Despite Shazam! being a body-switch movie, Universal has a Big of their own in Little which minted $735K in previews last night from showtimes that started at 7PM from 2,220 sites. Pic is expected to open in the mid-teens. Little was conceived by Black-ish star Marsai Martin who also stars and executive produces here. Back in February Universal pacted with the 14-year old star’s Genius Productions company in a first-look deal. Kenya Barris, Will Packer and James Lopez are the producers of Little. Drumline‘s Tina Gordon directed off a script she co-wrote with Girls Trip scribe Tracy Oliver. Reviewers were tough on Little at 52% Rotten, but being a family pic, the movie is expected to buck critical naysay.
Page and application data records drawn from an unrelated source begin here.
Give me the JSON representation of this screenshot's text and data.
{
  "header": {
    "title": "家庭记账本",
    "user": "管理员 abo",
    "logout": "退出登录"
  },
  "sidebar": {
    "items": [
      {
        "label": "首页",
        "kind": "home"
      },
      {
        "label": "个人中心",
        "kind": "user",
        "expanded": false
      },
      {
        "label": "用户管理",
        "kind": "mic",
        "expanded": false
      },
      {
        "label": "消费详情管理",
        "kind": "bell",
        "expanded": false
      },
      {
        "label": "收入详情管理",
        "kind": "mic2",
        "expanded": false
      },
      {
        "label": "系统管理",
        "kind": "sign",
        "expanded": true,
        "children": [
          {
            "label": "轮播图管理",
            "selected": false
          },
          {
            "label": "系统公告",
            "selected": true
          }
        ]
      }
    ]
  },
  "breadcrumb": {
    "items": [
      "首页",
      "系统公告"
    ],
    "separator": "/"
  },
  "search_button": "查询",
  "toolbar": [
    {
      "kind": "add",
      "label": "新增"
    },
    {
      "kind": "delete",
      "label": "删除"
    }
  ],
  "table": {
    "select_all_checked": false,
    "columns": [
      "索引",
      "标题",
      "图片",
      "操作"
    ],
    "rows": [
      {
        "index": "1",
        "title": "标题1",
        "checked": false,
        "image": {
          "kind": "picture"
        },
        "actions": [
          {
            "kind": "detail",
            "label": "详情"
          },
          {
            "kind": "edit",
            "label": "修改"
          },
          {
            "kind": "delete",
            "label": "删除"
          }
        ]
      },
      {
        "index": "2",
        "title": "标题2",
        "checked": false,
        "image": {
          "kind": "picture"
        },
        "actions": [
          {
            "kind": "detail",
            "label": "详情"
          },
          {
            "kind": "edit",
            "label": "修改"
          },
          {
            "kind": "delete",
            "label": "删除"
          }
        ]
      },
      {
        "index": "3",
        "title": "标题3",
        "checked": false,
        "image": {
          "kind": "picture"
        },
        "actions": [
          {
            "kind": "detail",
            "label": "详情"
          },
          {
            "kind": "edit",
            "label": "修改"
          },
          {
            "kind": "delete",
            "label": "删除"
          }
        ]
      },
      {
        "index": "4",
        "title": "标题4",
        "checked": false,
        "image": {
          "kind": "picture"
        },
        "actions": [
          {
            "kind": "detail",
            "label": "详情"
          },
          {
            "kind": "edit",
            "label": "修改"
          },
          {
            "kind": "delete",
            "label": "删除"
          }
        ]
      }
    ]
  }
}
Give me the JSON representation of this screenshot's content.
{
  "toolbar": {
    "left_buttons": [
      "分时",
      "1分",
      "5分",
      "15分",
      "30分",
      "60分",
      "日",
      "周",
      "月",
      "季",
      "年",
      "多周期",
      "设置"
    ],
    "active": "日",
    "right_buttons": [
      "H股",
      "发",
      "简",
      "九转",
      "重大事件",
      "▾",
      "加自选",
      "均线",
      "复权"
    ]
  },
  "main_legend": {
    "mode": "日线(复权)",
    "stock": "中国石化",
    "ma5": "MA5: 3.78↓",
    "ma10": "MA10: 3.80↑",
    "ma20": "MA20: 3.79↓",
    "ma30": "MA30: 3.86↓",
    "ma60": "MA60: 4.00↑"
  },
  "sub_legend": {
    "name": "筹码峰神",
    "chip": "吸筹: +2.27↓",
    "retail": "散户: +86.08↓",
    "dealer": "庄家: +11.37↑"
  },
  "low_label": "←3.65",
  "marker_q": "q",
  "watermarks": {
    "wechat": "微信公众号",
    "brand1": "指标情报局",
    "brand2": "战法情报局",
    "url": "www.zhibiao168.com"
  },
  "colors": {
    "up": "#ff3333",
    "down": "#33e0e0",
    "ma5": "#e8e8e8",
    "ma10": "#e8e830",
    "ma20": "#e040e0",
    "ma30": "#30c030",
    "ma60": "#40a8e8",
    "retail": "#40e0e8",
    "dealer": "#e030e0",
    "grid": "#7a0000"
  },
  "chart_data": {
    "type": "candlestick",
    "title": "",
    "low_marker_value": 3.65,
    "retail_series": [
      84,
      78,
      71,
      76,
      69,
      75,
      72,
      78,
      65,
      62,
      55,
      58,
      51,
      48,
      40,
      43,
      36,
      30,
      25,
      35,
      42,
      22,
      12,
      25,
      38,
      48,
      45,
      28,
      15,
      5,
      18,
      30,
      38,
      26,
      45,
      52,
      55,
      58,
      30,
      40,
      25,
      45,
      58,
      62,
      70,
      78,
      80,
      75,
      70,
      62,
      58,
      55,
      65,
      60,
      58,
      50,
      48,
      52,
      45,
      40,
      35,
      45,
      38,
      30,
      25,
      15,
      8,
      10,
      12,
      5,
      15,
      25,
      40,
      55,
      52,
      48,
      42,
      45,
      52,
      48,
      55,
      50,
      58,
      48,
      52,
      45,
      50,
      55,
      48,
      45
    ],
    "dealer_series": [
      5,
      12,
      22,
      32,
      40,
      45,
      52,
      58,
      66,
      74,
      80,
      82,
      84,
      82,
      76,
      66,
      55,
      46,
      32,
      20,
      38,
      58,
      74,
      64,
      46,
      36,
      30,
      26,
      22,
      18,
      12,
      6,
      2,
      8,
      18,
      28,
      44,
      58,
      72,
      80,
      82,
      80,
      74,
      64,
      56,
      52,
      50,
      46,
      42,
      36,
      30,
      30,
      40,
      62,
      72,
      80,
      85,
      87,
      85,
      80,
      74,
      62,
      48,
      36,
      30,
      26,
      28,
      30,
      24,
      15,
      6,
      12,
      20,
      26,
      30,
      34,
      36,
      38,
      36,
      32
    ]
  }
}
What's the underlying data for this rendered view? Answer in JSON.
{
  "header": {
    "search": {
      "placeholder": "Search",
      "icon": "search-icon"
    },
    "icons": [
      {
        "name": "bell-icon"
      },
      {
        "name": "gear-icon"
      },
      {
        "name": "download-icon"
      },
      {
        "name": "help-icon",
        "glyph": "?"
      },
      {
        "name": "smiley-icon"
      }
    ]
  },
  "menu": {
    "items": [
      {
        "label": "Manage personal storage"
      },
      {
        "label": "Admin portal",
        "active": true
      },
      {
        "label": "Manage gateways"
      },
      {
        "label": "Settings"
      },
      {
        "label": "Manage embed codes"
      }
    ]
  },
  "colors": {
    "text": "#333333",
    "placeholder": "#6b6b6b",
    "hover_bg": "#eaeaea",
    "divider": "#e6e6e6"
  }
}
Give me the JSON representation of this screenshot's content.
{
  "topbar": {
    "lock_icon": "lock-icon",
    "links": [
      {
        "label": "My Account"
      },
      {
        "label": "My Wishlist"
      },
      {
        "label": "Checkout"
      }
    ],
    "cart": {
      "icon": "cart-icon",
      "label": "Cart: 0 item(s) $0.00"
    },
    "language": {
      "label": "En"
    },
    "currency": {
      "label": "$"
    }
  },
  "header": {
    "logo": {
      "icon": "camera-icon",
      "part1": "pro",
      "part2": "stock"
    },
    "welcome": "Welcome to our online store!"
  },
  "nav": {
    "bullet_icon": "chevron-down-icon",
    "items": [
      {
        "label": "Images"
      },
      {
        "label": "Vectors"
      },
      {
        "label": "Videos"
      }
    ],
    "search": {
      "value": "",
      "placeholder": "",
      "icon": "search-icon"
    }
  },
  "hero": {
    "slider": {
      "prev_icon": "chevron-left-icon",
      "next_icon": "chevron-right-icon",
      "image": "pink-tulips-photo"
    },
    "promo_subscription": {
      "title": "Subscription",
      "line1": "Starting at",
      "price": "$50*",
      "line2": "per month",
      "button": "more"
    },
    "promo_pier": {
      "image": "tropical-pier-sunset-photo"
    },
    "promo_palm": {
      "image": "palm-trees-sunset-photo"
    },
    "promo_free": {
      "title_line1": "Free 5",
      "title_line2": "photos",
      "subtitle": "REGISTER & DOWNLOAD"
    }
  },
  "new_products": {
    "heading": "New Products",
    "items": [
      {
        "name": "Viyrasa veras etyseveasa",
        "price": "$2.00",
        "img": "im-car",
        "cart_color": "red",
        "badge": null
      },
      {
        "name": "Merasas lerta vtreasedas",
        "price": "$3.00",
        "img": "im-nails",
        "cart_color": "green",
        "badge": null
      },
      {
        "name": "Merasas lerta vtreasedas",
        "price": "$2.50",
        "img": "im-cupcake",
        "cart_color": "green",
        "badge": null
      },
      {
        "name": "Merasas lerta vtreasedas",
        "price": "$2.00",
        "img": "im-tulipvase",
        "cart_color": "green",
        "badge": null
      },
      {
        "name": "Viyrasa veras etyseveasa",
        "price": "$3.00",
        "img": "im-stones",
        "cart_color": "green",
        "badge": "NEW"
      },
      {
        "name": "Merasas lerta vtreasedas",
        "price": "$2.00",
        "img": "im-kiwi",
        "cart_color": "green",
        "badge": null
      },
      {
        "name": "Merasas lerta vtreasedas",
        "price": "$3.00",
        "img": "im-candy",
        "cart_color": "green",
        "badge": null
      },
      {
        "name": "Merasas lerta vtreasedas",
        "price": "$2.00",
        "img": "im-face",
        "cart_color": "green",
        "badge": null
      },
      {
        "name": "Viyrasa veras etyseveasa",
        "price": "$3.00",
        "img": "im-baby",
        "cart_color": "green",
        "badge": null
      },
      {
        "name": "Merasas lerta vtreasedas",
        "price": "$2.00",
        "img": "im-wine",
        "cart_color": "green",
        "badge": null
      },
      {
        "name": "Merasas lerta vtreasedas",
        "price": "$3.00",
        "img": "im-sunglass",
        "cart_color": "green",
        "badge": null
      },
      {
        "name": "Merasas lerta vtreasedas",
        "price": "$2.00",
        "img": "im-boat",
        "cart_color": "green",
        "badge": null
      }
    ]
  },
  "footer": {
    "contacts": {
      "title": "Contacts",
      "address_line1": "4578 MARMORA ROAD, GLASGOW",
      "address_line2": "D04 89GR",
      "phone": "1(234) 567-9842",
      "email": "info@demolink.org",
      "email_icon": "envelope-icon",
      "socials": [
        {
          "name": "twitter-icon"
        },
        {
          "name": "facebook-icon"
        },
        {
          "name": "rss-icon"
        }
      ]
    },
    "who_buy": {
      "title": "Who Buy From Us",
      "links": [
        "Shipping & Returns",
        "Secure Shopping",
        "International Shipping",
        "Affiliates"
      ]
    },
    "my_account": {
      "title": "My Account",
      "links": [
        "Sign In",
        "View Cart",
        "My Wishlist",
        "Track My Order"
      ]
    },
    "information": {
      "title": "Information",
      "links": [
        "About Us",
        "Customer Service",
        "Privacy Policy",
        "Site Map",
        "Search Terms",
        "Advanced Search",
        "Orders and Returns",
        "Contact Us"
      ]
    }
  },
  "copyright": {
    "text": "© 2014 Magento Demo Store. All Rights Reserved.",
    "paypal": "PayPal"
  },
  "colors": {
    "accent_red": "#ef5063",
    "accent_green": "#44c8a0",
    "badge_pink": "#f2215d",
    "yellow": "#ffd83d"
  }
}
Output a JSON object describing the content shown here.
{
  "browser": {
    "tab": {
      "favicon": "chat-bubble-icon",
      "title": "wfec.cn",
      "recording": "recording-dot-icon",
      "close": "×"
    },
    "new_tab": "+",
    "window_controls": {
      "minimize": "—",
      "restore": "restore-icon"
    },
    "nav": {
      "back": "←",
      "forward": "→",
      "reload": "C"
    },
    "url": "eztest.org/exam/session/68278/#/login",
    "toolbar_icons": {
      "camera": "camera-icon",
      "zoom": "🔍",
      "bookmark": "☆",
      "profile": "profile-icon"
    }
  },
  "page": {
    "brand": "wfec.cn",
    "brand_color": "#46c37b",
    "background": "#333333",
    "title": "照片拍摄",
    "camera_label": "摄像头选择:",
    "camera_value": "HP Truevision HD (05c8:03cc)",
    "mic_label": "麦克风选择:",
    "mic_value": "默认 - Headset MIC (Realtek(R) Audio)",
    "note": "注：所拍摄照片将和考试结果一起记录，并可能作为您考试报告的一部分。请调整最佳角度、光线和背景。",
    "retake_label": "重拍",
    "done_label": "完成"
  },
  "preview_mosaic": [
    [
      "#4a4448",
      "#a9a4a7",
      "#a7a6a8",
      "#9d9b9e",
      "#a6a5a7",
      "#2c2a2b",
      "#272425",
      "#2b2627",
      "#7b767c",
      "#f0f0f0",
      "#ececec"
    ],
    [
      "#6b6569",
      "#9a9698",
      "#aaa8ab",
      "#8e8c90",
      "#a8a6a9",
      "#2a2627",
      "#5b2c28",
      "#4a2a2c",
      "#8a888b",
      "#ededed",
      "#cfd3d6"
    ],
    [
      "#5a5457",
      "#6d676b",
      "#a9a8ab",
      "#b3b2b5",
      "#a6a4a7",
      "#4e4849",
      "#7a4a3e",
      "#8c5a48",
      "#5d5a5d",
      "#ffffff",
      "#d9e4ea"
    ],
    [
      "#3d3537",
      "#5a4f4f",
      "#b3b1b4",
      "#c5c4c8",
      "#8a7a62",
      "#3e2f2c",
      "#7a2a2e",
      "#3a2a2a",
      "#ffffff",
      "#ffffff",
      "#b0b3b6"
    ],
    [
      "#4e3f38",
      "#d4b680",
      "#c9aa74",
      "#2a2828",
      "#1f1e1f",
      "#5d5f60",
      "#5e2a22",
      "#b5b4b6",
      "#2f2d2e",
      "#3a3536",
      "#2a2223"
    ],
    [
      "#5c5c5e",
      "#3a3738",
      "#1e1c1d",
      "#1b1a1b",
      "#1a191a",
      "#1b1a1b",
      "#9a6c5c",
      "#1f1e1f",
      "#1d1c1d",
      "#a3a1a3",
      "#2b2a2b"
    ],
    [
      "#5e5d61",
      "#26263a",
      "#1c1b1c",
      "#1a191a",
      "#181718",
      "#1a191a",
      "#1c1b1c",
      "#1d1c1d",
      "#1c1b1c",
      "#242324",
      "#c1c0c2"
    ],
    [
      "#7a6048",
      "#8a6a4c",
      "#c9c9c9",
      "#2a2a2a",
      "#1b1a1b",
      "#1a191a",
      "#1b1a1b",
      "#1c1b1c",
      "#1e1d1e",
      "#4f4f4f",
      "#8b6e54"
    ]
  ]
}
UA’s Missing Link, another stop-motion pic from the Oscar-nominated toon house of Laika, follows Mr. Link, an ape (voiced by Zack Galifianakis) who after living a solitary life in the Pacific Northwest, recruits fearless explorer Sir Lionel Frost (Hugh Jackman) to guide him on a journey to find his long-lost relatives in the fabled valley of Shangri-La. The pic is expected to open between $10M-11M at 3,413 theaters. Last night Missing Link made $230K, which is just under the $375K that Sony’s Smurfs: Lost Village did in April 2017; that pic opened to $13.2M after a $4.1M Friday.
We’re hearing that After made $550K in previews last night, which isn’t too shabby for an indie teen movie, especially on a night when only 2% K-12 schools are off. Compare this to a big studio spend teen movie like WArner Bros.’ If I Stay which made $1.1M. Is it front-loaded? We’ll see. After will play in 2,100 theaters and is set to make in the low single digits, akin to such indie teen pics like Midnight Sun ($4M) and Before I Fall ($4.6M) which did not hold previews.